_Exercise requirements_: The word "Remove" marks the lines you need; copy each of them from the data.

───── Source data ─────

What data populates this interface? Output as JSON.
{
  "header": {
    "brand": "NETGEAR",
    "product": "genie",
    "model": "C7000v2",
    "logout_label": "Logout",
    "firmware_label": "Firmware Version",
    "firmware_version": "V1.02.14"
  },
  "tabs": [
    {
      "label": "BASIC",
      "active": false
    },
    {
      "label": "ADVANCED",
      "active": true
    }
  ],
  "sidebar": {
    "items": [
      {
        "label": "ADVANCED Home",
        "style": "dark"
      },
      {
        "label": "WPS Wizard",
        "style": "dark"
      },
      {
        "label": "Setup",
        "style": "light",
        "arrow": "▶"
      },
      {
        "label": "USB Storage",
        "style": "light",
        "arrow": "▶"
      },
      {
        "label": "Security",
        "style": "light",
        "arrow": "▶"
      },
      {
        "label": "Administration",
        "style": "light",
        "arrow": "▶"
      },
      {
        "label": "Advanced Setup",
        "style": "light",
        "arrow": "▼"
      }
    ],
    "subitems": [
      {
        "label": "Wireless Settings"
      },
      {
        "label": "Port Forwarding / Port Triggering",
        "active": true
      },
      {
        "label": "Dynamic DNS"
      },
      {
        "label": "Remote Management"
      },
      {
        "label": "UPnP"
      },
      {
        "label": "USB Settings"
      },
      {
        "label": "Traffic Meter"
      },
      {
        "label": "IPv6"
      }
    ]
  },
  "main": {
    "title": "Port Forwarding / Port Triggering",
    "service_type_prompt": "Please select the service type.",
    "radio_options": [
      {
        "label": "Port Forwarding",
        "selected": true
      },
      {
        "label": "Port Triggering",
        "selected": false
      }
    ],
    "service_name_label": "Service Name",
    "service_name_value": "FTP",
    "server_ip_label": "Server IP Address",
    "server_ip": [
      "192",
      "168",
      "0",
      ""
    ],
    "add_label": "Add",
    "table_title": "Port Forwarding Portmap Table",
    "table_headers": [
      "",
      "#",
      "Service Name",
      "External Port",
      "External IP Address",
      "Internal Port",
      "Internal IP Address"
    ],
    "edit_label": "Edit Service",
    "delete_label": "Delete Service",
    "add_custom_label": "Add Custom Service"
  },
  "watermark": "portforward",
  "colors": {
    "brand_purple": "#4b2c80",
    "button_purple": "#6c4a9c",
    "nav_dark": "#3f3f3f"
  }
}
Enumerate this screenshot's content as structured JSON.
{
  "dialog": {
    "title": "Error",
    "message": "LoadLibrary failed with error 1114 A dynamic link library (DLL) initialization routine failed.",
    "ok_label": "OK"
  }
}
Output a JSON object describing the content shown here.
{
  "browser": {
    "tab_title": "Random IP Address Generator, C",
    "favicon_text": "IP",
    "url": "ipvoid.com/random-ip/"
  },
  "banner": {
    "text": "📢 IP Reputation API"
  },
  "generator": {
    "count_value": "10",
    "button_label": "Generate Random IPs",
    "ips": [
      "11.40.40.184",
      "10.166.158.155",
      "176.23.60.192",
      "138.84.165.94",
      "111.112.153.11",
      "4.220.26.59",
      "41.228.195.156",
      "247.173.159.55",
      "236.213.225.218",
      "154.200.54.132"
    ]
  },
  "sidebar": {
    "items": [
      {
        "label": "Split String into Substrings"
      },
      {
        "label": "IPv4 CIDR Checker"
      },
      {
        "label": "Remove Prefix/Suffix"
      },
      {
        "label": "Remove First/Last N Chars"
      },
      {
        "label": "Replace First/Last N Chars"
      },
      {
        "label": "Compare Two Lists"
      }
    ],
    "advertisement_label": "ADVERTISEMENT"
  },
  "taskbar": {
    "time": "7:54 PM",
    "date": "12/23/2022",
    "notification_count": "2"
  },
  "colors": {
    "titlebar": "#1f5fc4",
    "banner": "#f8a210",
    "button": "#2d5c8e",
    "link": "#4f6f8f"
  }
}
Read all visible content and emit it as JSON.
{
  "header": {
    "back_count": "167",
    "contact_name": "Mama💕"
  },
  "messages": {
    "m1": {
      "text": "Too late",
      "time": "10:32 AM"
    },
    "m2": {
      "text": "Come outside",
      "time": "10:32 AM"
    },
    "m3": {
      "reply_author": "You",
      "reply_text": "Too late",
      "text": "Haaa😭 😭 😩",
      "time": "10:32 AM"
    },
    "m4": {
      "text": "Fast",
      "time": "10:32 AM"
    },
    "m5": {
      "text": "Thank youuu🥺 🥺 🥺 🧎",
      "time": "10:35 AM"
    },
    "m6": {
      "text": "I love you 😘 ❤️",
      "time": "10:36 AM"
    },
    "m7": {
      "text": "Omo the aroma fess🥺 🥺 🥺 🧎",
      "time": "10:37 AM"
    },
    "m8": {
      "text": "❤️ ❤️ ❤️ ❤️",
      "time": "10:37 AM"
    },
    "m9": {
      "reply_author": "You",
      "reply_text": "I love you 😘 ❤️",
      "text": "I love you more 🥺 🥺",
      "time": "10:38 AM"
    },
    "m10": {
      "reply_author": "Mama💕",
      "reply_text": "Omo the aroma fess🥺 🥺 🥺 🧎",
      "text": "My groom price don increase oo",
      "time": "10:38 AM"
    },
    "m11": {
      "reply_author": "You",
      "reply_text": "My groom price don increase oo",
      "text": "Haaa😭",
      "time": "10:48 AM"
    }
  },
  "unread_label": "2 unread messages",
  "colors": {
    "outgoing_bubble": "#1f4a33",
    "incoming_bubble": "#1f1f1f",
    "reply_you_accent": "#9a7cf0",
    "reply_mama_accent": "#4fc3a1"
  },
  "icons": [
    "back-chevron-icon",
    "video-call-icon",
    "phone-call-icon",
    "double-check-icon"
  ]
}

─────

_Result below_:
        "label": "Remove Prefix/Suffix"
        "label": "Remove First/Last N Chars"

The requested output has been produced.